PS: For the reference in the title of this post, please see here.


A Look Back, A Look Forward and Many Thanks

As my readers know, GBLB is on Maternity Leave until February 1, but I couldn't pass up the opportunity to take a look back at the last year in green building, look forward to the next decade, and give a shout out to a few people and resources that are important to GBLB.

 2009 In Green Building Law

What we saw...

Regulatory enhancement at the federal level--Through the Stimulus Bill, Executive Orders, administrative rulemaking and draft Climate Change legislation, the Obama administration and the 2009 Congress took action on green building regulation on the Federal level.

Regulatory degradation at the local level--From New York to London, localities which passed green building regulations have been scaling back their regulatory schemes due to economic distress.

Stimulation from the stimulus, but not as much as promised--Over $1.5 billion has been spent through the ARRA--also known as the stimulus bill--on green projects, but that is far shy of the total allocated funds, and much, much less than non-green spending.

What we didn't see...

More private lawsuits--We didn't really see a bumper crop of private litigation over green building projects.  With so many developers, architects, etc. in financial distress, litigation is not high on the list of business expenses--not to mention suing judgment proof entities is a fruitless exercise.  As the economy picks up, lawsuits may pick up as well.

2010 In Green Building Law 

What we will see...

Conflict over addtional green building regulation and enforcement of existing regulations--as local governments continue to suffer with economic woes, there will be continuing debate over whether green building incentives are affordable, and whether green building mandates are stifiling development.

Potential for national building code regulation--If Climate Change legislation is enacted, it may contain national energy efficiency building code regulation.  This will this be game changing for state and local green building regulation--the federal regulations may preempt state and local actions, and will also put new obligations on states and localities to develop and pass energy efficient building codes. Federal legislation on building codes may also open the door for a legal challenge regarding the federal government's authority to regulate this historically state and local area of regulation, especially if there are significant unfunded mandates regarding the development and enforcement of new building codes.

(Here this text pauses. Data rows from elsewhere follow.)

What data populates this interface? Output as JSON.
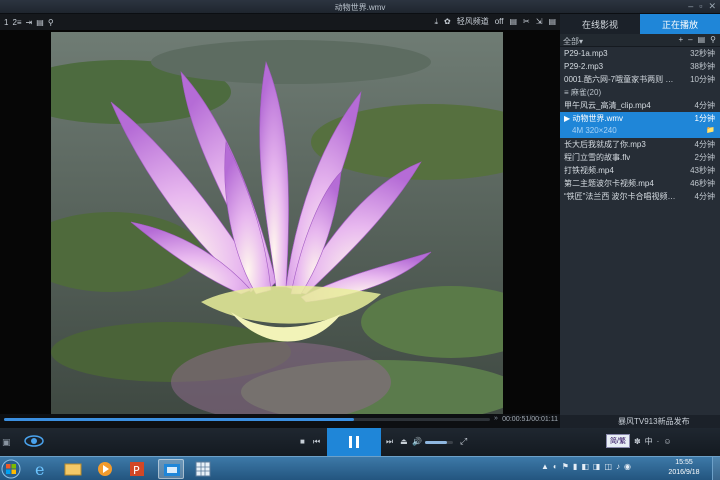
{
  "window": {
    "title": "动物世界.wmv"
  },
  "toolbar": {
    "left_icons": [
      "1",
      "2≡",
      "⇥",
      "▤",
      "⚲"
    ],
    "download_icon": "⤓",
    "breeze_label": "轻风频道",
    "breeze_state": "off",
    "right_icons": [
      "▤",
      "✂",
      "⇲",
      "▤"
    ]
  },
  "window_buttons": [
    "–",
    "▫",
    "✕"
  ],
  "sidebar": {
    "tabs": [
      "在线影视",
      "正在播放"
    ],
    "all_label": "全部▾",
    "head_icons": [
      "+",
      "–",
      "▤",
      "⚲"
    ],
    "playlist": [
      {
        "name": "P29-1a.mp3",
        "duration": "32秒钟"
      },
      {
        "name": "P29-2.mp3",
        "duration": "38秒钟"
      },
      {
        "name": "0001.酷六网-7哦童家书两则 范…",
        "duration": "10分钟"
      },
      {
        "name": "≡ 麻雀(20)",
        "duration": "",
        "group": true
      },
      {
        "name": "甲午风云_高清_clip.mp4",
        "duration": "4分钟"
      }
    ],
    "selected": {
      "name": "▶ 动物世界.wmv",
      "duration": "1分钟",
      "details": "4M   320×240",
      "folder_icon": "📁"
    },
    "playlist_after": [
      {
        "name": "长大后我就成了你.mp3",
        "duration": "4分钟"
      },
      {
        "name": "程门立雪的故事.flv",
        "duration": "2分钟"
      },
      {
        "name": "打铁视频.mp4",
        "duration": "43秒钟"
      },
      {
        "name": "第二主题波尔卡视频.mp4",
        "duration": "46秒钟"
      },
      {
        "name": "“铁匠”法兰西 波尔卡合唱视频…",
        "duration": "4分钟"
      }
    ],
    "footer": "暴风TV913新品发布"
  },
  "playback": {
    "time": "00:00:51/00:01:11",
    "progress": 0.72,
    "volume": 0.8
  },
  "controls": {
    "stop": "■",
    "prev": "⏮",
    "next": "⏭",
    "eject": "⏏",
    "volume": "🔊",
    "fullscreen": "⤢",
    "ime_label": "简/繁",
    "ime_icons": [
      "中",
      "·",
      "☺"
    ]
  },
  "taskbar": {
    "clock_time": "15:55",
    "clock_date": "2016/9/18",
    "tray_icons": [
      "▲",
      "◐",
      "⚑",
      "▮",
      "◧",
      "◨",
      "◫",
      "♪",
      "◉",
      "EN"
    ]
  }
}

What we might see,..

More lawsuits--If the economy rebounds, and there is more money flowing in lending to real estate, more green buildings will be built, and that will lead to moe contracts, more defaults and more litigation.  But that is a maybe for 2010--the credit markets need to loosen considerably before this becomes reality.

International climate change targets--Obama's efforts at Copenhagen to get an international climate change agreement may bring some international requirements into fruition over the next year.  These would drive domestic policy changes, and green building policies will undoubtedly be a component of such regulatory schemes.

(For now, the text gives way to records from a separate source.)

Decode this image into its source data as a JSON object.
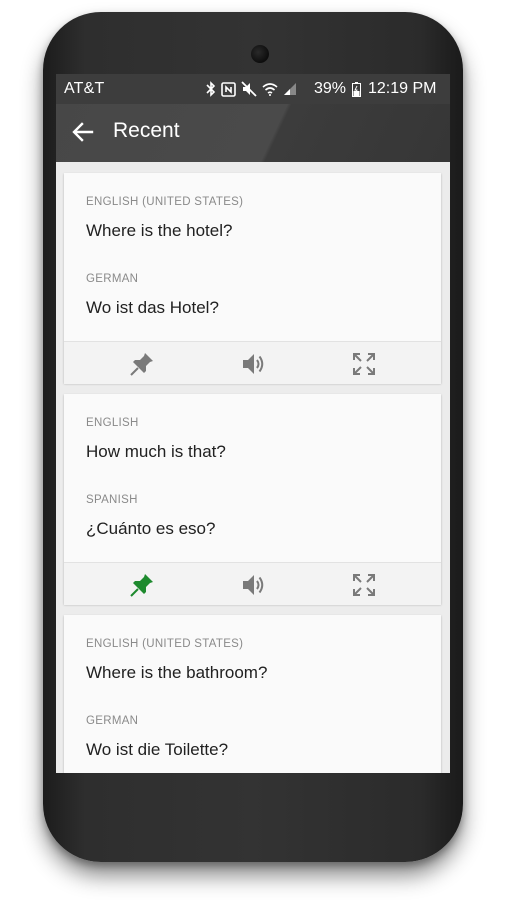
{
  "status_bar": {
    "carrier": "AT&T",
    "battery_percent": "39%",
    "time": "12:19 PM",
    "icons": [
      "bluetooth-icon",
      "nfc-icon",
      "mute-icon",
      "wifi-icon",
      "signal-icon",
      "battery-icon"
    ]
  },
  "app_bar": {
    "title": "Recent",
    "back_icon": "arrow-back-icon"
  },
  "cards": [
    {
      "source_lang": "ENGLISH (UNITED STATES)",
      "source_text": "Where is the hotel?",
      "target_lang": "GERMAN",
      "target_text": "Wo ist das Hotel?",
      "pinned": false,
      "actions": [
        "pin-icon",
        "speaker-icon",
        "fullscreen-icon"
      ]
    },
    {
      "source_lang": "ENGLISH",
      "source_text": "How much is that?",
      "target_lang": "SPANISH",
      "target_text": "¿Cuánto es eso?",
      "pinned": true,
      "actions": [
        "pin-icon",
        "speaker-icon",
        "fullscreen-icon"
      ]
    },
    {
      "source_lang": "ENGLISH (UNITED STATES)",
      "source_text": "Where is the bathroom?",
      "target_lang": "GERMAN",
      "target_text": "Wo ist die Toilette?"
    }
  ],
  "colors": {
    "pin_active": "#1e8a2e",
    "icon_inactive": "#7a7a7a",
    "app_bar": "#474747",
    "status_bar": "#3d3d3d"
  }
}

People We Loved In 2009

The GSA--The people at the General Services Administration were so open, cooperative and helpful in putting together our statistics for the Stimulus posts this year. 

Chris Cheatham at Green Building Law Update--We co-authored a chapter on Green Building Litigation together for a new book on Green Building Law. 

Professors Rob Fleming and Chris Pastore, co-directors of Philadelphia University’s Engineering and Design Institute, an interdisciplinary research center focusing on green materials, sustainable design and community outreach, and the hosts of a great radio show on sustianability, Ecoman and The Skeptic.

To my friends Scott Edward Anderson, also known as the Green Skeptic, Chris Hill atConstruction Law Musings, Stephen Del Percio at greenbuildingsnyc, Rich Cartlidge at Green Building Envirotrends,  Tim Hilll, at VAConstruction Law and Mitch Swann for inspiring great green building law conversations all year long.

Finally, a big shout out to our fabulous green building law blog community members.  Thank you for reading, commenting, and nominating us for the ABA Blawg 100. 

Wishing you a happy new year and a greener 2010!